The famous “panic” of A.D. 33 illustrates the development and complex interdependency of banks and commerce in the Empire.  Augustus had coined and spent money lavishly, on the theory that its increased circulation, low interest rates, and rising prices would stimulate business.  They did; but as the process could not go on forever, a reaction set in as early as 10 B.C., when this flush minting ceased.  Tiberius rebounded to the opposite theory–that the most economical economy is the best.  He severely limited the governmental expenditures, sharply restricted new issues of currency, and hoarded 2,700,000,000 sesterces in the Treasury.  The resulting dearth of circulating medium was made worse by the train of money eastward in exchange for luxuries.  Prices fell, interest rates rose, creditors foreclosed on debtors, debtors sued usurers, and moneylending almost ceased.

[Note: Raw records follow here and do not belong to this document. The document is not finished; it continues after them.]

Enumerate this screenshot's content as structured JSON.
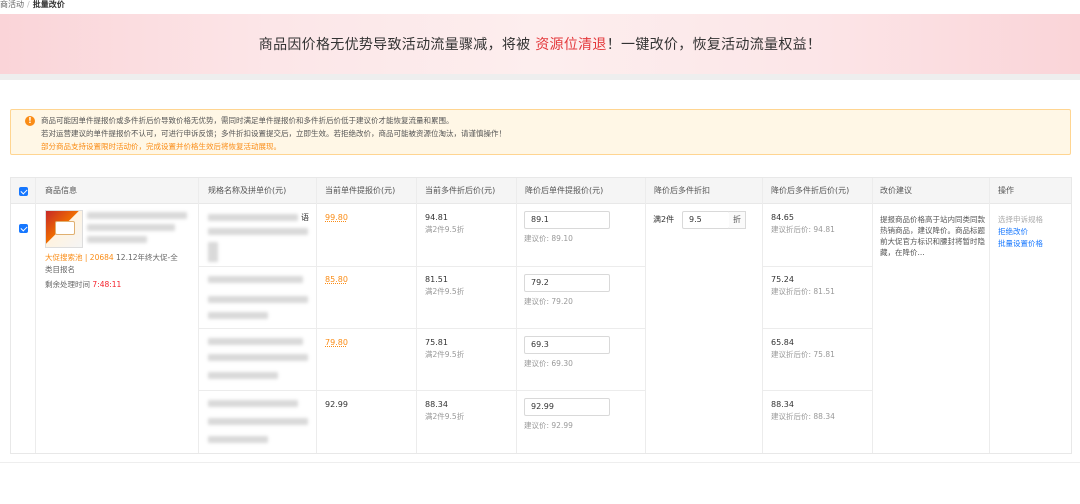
{
  "breadcrumb": {
    "parent": "商活动",
    "sep": "/",
    "current": "批量改价"
  },
  "banner": {
    "prefix": "商品因价格无优势导致活动流量骤减，将被 ",
    "highlight": "资源位清退",
    "suffix": "！一键改价，恢复活动流量权益！"
  },
  "notice": {
    "lines": [
      "商品可能因单件提报价或多件折后价导致价格无优势，需同时满足单件提报价和多件折后价低于建议价才能恢复流量和累围。",
      "若对运营建议的单件提报价不认可，可进行申诉反馈；多件折扣设置提交后，立即生效。若拒绝改价，商品可能被资源位淘汰，请谨慎操作！"
    ],
    "orange_line": "部分商品支持设置限时活动价，完成设置并价格生效后将恢复活动展现。",
    "icon": "warning-icon",
    "icon_glyph": "!"
  },
  "table": {
    "headers": [
      "商品信息",
      "规格名称及拼单价(元)",
      "当前单件提报价(元)",
      "当前多件折后价(元)",
      "降价后单件提报价(元)",
      "降价后多件折扣",
      "降价后多件折后价(元)",
      "改价建议",
      "操作"
    ],
    "product": {
      "tag_label": "大促搜索池",
      "tag_sep": " | ",
      "tag_count": "20684",
      "tag_event": " 12.12年终大促-全",
      "tag_event2": "类目报名",
      "countdown_label": "剩余处理时间 ",
      "countdown_value": "7:48:11"
    },
    "spec_suffix": "语",
    "discount": {
      "label": "满2件",
      "value": "9.5",
      "unit": "折"
    },
    "rows": [
      {
        "current_single": "99.80",
        "current_multi": "94.81",
        "multi_rule": "满2件9.5折",
        "new_single": "89.1",
        "suggest_single": "建议价: 89.10",
        "new_multi": "84.65",
        "suggest_multi": "建议折后价: 94.81"
      },
      {
        "current_single": "85.80",
        "current_multi": "81.51",
        "multi_rule": "满2件9.5折",
        "new_single": "79.2",
        "suggest_single": "建议价: 79.20",
        "new_multi": "75.24",
        "suggest_multi": "建议折后价: 81.51"
      },
      {
        "current_single": "79.80",
        "current_multi": "75.81",
        "multi_rule": "满2件9.5折",
        "new_single": "69.3",
        "suggest_single": "建议价: 69.30",
        "new_multi": "65.84",
        "suggest_multi": "建议折后价: 75.81"
      },
      {
        "current_single": "92.99",
        "current_multi": "88.34",
        "multi_rule": "满2件9.5折",
        "new_single": "92.99",
        "suggest_single": "建议价: 92.99",
        "new_multi": "88.34",
        "suggest_multi": "建议折后价: 88.34"
      }
    ],
    "advice": "提报商品价格高于站内同类同款热销商品，建议降价。商品标题前大促官方标识和腰封将暂时隐藏，在降价...",
    "actions": {
      "appeal": "选择申诉规格",
      "reject": "拒绝改价",
      "batch": "批量设置价格"
    }
  },
  "colors": {
    "accent": "#1677ff",
    "warning": "#fa8c16",
    "highlight": "#e4393c"
  }
}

The Senate tried to check the export of capital by requiring a high percentage of every senator’s fortune to be invested in Italian land; senators thereupon called in loans and foreclosed mortgages to raise cash and the crisis rose.  When the senator Publius Spinther notified the bank of Balbus and Ollius that he must withdraw 30,000,000 sesterces to comply… the firm announced its bankruptcy.  At the same time the failure of an Alexandrian firm… and the collapse of the great dyeing concern of Malchus at Tyre, led to rumors that the Roman banking house of Maximus and Vibo would be broken by their extensive loans to these firms.  When its depositors began a “run” on this bank it shut its doors, and later on that day, a larger bank… also suspended payment…. One after another the banks of Rome closed.  Money could be borrowed only at rates far above the legal limit.

Sound familiar?